Following the Trump administration's recent budget proposal to reduce NASA’s astrophysics funding and completely cancel WFIRST, the Wide-Field Infrared Survey Telescope, scientists from the American Astronomical Society (AAS) are voicing their concerns.
“We cannot accept termination of WFIRST, which was the highest-priority space-astronomy mission in the most recent decadal survey,” said AAS President-Elect Megan Donahue in a statement. “And the proposed 10 percent reduction in NASA’s astrophysics budget, amounting to nearly $1 billion over the next five years, will cripple US astronomy.”
This is bad news for Americans enjoying the country’s status as the world leader in space research. As part of its budget plans, the government also recently announced its proposal to terminate federal funding of the International Space Station (ISS), with the vision that private companies will take over and foot the bill. However, these companies aren’t exactly on board.
And now it seems that WFIRST, a revolutionary new telescope planned to take over from the Hubble Space Telescope and the upcoming James Webb Space Telescope (JWST), will lose its funding too.

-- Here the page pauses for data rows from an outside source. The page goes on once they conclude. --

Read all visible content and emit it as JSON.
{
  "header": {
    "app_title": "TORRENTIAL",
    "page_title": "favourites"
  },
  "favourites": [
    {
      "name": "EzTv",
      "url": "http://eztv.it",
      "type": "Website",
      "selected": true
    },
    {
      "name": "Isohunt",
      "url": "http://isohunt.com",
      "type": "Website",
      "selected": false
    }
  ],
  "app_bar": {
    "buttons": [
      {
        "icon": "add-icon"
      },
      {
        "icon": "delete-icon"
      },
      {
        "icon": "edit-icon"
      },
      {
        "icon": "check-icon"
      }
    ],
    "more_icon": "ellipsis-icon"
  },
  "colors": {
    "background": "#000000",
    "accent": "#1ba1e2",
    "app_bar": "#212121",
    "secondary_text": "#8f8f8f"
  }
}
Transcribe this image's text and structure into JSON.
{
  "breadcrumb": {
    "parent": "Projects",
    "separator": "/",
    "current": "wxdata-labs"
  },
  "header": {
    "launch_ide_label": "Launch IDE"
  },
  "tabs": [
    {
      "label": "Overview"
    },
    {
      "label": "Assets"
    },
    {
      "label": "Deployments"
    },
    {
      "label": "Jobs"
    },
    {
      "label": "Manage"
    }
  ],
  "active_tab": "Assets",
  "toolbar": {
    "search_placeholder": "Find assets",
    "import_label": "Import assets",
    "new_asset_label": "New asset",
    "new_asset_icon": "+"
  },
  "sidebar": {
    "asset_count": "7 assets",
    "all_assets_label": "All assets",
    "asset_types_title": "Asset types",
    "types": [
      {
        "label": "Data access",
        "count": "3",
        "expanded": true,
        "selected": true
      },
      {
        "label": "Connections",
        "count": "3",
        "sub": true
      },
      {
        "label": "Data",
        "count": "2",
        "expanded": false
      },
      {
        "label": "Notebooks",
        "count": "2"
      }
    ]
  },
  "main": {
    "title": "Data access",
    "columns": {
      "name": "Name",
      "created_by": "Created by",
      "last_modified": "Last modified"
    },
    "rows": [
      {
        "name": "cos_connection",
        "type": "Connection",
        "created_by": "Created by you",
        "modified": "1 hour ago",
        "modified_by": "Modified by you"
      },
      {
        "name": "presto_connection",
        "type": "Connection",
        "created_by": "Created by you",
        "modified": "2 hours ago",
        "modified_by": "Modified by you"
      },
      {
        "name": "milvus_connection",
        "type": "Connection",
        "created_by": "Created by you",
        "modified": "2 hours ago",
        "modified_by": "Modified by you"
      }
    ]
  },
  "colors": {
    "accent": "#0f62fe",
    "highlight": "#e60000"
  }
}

WFIRST would be 100 times more powerful than Hubble, with a focal plane 200 time larger than the JWST. Launching in the mid-2020s, it would survey faraway galaxies to unravel the mysteries of dark energy and dark matter.
Without WFIRST, the US will have no large space telescope to succeed Hubble and the JWST, leaving astrophysical research rather in the dark.
"Abandoning WFIRST is abandoning US leadership in dark energy and exoplanets,” WFIRST science team co-chair David Spergel tweeted earlier this week.
“Not only is WFIRST a top decadal-survey priority in astronomy and astrophysics, but the mission has also undergone rigorous community, agency, and Congressional assessment and oversight and meets the high expectations of an astrophysics flagship,” stated AAS Executive Officer Kevin B. Marvel.
WFIRST has been heavily scrutinized by many review panels, with the conclusion that it won’t go beyond its budget and will greatly advance the field of astrophysical research, yet Trump’s administration wants to cancel it and redirect funding towards "completed" missions.
However, there is still some hope that Congress might ignore the decision.
Astronomers are worried that a decline in federal investment in space exploration and astrophysical research could affect many future surveys and harm important community-based scientific processes.
“These efforts to achieve community consensus on research priorities are vital to ensuring the maximum return on public and private investments in the astronomical sciences,” said Marvel. “The cancellation of WFIRST would set a dangerous precedent and severely weaken a decadal-survey process that has established collective scientific priorities for a world-leading program for a half century.
“Such a move would also sacrifice US leadership in space-based dark energy, exoplanet, and survey astrophysics. We cannot allow such drastic damage to the field of astronomy, the impacts of which would be felt for more than a generation.”